PORT ANGELES — When Olympic National Park and Clallam Transit encouraged visitors to get out of their vehicles and take a shuttle to Hurricane Ridge, visitors took their advice.
In July, ridership averaged 382 boardings a day and from Aug. 1-7 ridership averaged 391 boardings. Many trips have been standing-room only.
Now in its second year of operation, the shuttle has become a popular way to visit one of the Olympic Peninsula’s most popular travel destinations. And, it is also the only way to get to Hurricane Ridge when the park hits its daily quota of 345 vehicles.
This summer the agency is doing its best to manage expectations and deliver the best service possible to Hurricane Ridge while navigating fallout from a fire that destroyed the day lodge at the summit on May 7.
The loss of the lodge and its restroom facilities led the park to provide temporary toilets whose capacity determined the vehicle quota that is regularly met by 11 a.m. This diverts many of those who missed the cutoff to take the shuttle.
Additionally, the agency will have to suspend all shuttle operations Aug. 15-17 when the park closes access to the area to allow crews to remove debris from the day lodge site so investigation of the cause of the fire can continue.
Demand has been so great that Clallam Transit imposed a maximum of 46 passengers allowed to board shuttles departing The Gateway transit center. This often means those waiting at the Lake Angeles or Switchback trailheads for a ride to the summit — sometimes 20 to 30 people — will not be able to board if a shuttle is full. Only that number of riders who get off at a stop will be allowed to board. For example, if six passengers get off, only six will be allowed to board.
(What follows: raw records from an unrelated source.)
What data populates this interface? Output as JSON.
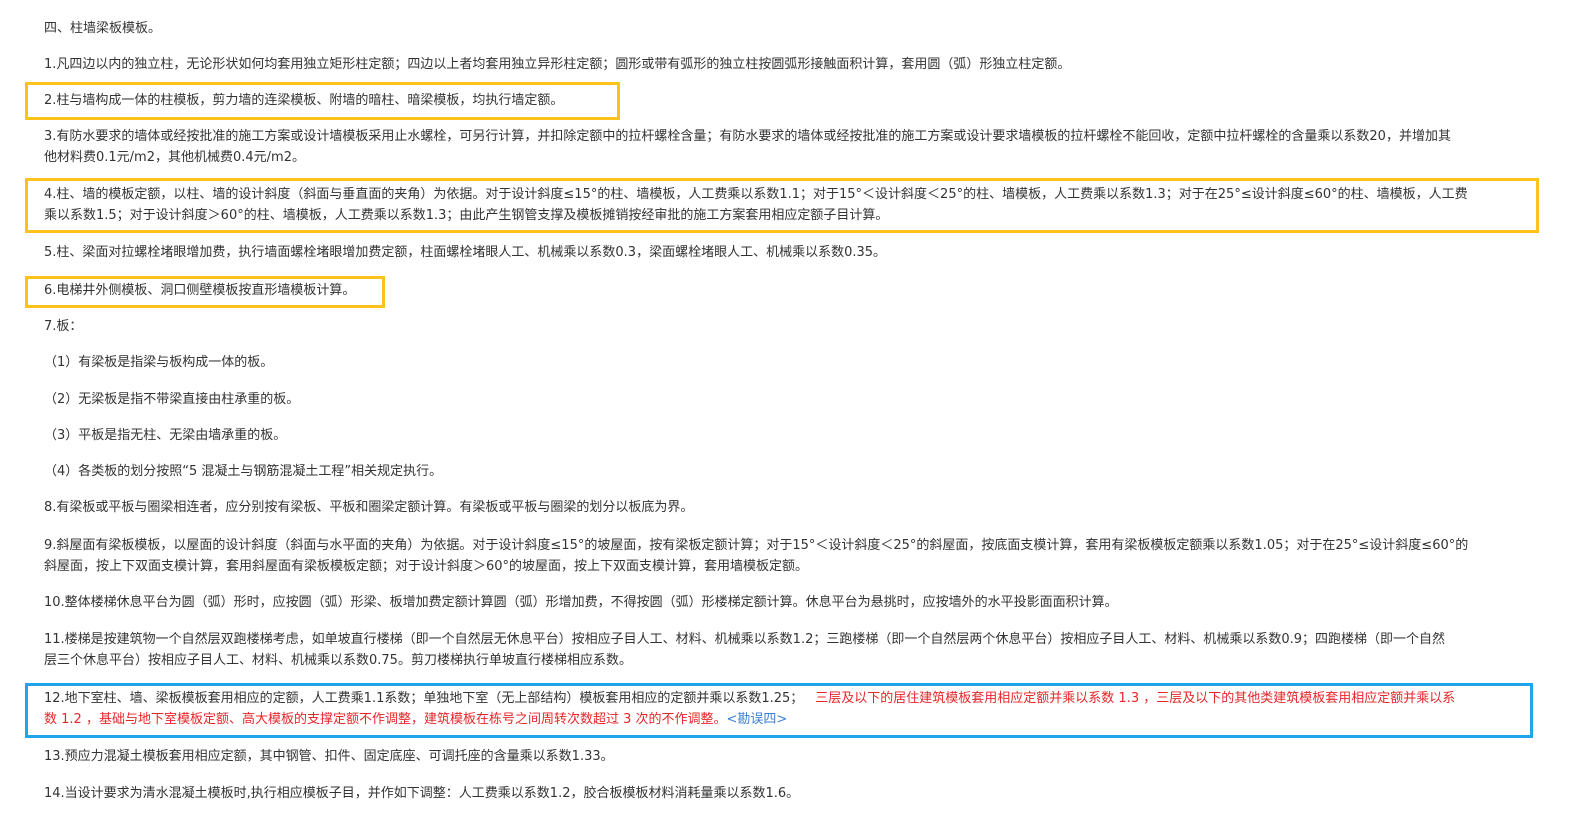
{
  "section_title": "四、柱墙梁板模板。",
  "items": {
    "i1": "1.凡四边以内的独立柱，无论形状如何均套用独立矩形柱定额；四边以上者均套用独立异形柱定额；圆形或带有弧形的独立柱按圆弧形接触面积计算，套用圆（弧）形独立柱定额。",
    "i2": "2.柱与墙构成一体的柱模板，剪力墙的连梁模板、附墙的暗柱、暗梁模板，均执行墙定额。",
    "i3a": "3.有防水要求的墙体或经按批准的施工方案或设计墙模板采用止水螺栓，可另行计算，并扣除定额中的拉杆螺栓含量；有防水要求的墙体或经按批准的施工方案或设计要求墙模板的拉杆螺栓不能回收，定额中拉杆螺栓的含量乘以系数20，并增加其",
    "i3b": "他材料费0.1元/m2，其他机械费0.4元/m2。",
    "i4a": "4.柱、墙的模板定额，以柱、墙的设计斜度（斜面与垂直面的夹角）为依据。对于设计斜度≤15°的柱、墙模板，人工费乘以系数1.1；对于15°＜设计斜度＜25°的柱、墙模板，人工费乘以系数1.3；对于在25°≤设计斜度≤60°的柱、墙模板，人工费",
    "i4b": "乘以系数1.5；对于设计斜度＞60°的柱、墙模板，人工费乘以系数1.3；由此产生钢管支撑及模板摊销按经审批的施工方案套用相应定额子目计算。",
    "i5": "5.柱、梁面对拉螺栓堵眼增加费，执行墙面螺栓堵眼增加费定额，柱面螺栓堵眼人工、机械乘以系数0.3，梁面螺栓堵眼人工、机械乘以系数0.35。",
    "i6": "6.电梯井外侧模板、洞口侧壁模板按直形墙模板计算。",
    "i7": "7.板：",
    "i7_1": "（1）有梁板是指梁与板构成一体的板。",
    "i7_2": "（2）无梁板是指不带梁直接由柱承重的板。",
    "i7_3": "（3）平板是指无柱、无梁由墙承重的板。",
    "i7_4": "（4）各类板的划分按照“5 混凝土与钢筋混凝土工程”相关规定执行。",
    "i8": "8.有梁板或平板与圈梁相连者，应分别按有梁板、平板和圈梁定额计算。有梁板或平板与圈梁的划分以板底为界。",
    "i9a": "9.斜屋面有梁板模板，以屋面的设计斜度（斜面与水平面的夹角）为依据。对于设计斜度≤15°的坡屋面，按有梁板定额计算；对于15°＜设计斜度＜25°的斜屋面，按底面支模计算，套用有梁板模板定额乘以系数1.05；对于在25°≤设计斜度≤60°的",
    "i9b": "斜屋面，按上下双面支模计算，套用斜屋面有梁板模板定额；对于设计斜度＞60°的坡屋面，按上下双面支模计算，套用墙模板定额。",
    "i10": "10.整体楼梯休息平台为圆（弧）形时，应按圆（弧）形梁、板增加费定额计算圆（弧）形增加费，不得按圆（弧）形楼梯定额计算。休息平台为悬挑时，应按墙外的水平投影面面积计算。",
    "i11a": "11.楼梯是按建筑物一个自然层双跑楼梯考虑，如单坡直行楼梯（即一个自然层无休息平台）按相应子目人工、材料、机械乘以系数1.2；三跑楼梯（即一个自然层两个休息平台）按相应子目人工、材料、机械乘以系数0.9；四跑楼梯（即一个自然",
    "i11b": "层三个休息平台）按相应子目人工、材料、机械乘以系数0.75。剪刀楼梯执行单坡直行楼梯相应系数。",
    "i12a_black": "12.地下室柱、墙、梁板模板套用相应的定额，人工费乘1.1系数；单独地下室（无上部结构）模板套用相应的定额并乘以系数1.25；",
    "i12a_red": "三层及以下的居住建筑模板套用相应定额并乘以系数 1.3 ，三层及以下的其他类建筑模板套用相应定额并乘以系",
    "i12b_red": "数 1.2 ，基础与地下室模板定额、高大模板的支撑定额不作调整，建筑模板在栋号之间周转次数超过 3 次的不作调整。",
    "i12b_link": "<勘误四>",
    "i13": "13.预应力混凝土模板套用相应定额，其中钢管、扣件、固定底座、可调托座的含量乘以系数1.33。",
    "i14": "14.当设计要求为清水混凝土模板时,执行相应模板子目，并作如下调整：人工费乘以系数1.2，胶合板模板材料消耗量乘以系数1.6。"
  },
  "colors": {
    "highlight_yellow": "#ffc21a",
    "highlight_blue": "#1fa5ec",
    "erratum_red": "#e8262a",
    "link_blue": "#3b7fd6"
  }
}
Clallam Transit General Manager Jim Fetzer recommended visitors take the 8:15 a.m. or 9:15 a.m. shuttles from the transit center because they are the least crowded. After that, travelers probably will have to wait in line and hope they get one of the 46 spots on the next one.
Seats are on a first-come, first-served basis. There are no reservations.
When it comes to the return trip to the transit center, Fetzer said, don’t wait until the last shuttle leaving Hurricane Ridge at 3:45 p.m. if you’re in a hurry to get back to town.
Clallam Transit monitors boardings and offboardings so it knows the number of passengers it must get off the mountain at the end of the day and invariably they don’t all fit on one bus. The agency always has extra buses ready on standby, but be prepared to wait.
Adding more shuttles that would provide more frequent service and one that returned later in the day has been discussed as a possibility for next year.
At the moment, Clallam Transit does not have enough drivers. And, although its shuttles don’t count toward the daily vehicle quota, its passengers do have an impact on the limited restroom facilities.
Clallam Transit has been pleased with visitor response to the shuttle and its ability to respond to demand during a particularly challenging time for the park. It installed a shelter at the Switchback Trail and one at Lake Anderson Trailhead will be ready today.
“We’ve been pretty successful, that’s for sure,” Fetzer said.
For information and updates on the Hurricane Ridge shuttle, go to www.clallamtransit.com/HurricaneRidge.
Reporter Paula Hunt can be reached at email@example.com.